[Items from a data source]
◇ ◇ ◇ ◇ ◇ ◇ ◇

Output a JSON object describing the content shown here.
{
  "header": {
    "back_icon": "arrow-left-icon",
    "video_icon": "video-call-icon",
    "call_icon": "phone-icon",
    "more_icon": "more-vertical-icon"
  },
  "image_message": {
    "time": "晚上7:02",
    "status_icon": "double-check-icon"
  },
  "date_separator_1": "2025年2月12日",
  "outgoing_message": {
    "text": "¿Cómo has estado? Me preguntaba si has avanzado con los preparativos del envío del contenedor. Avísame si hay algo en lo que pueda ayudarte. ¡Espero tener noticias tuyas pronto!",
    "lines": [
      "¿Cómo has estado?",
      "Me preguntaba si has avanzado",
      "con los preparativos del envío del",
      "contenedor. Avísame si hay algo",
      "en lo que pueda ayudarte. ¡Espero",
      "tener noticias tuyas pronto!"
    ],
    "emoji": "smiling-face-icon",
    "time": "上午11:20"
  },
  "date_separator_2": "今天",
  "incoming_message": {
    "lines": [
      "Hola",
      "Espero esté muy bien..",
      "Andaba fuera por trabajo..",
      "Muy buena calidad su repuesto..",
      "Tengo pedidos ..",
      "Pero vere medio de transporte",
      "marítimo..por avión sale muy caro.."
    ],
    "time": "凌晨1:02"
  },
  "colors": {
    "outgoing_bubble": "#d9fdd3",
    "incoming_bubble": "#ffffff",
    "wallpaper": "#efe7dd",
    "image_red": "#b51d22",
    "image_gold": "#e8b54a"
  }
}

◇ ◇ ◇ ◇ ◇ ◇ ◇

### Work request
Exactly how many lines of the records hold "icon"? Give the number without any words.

### Your response
6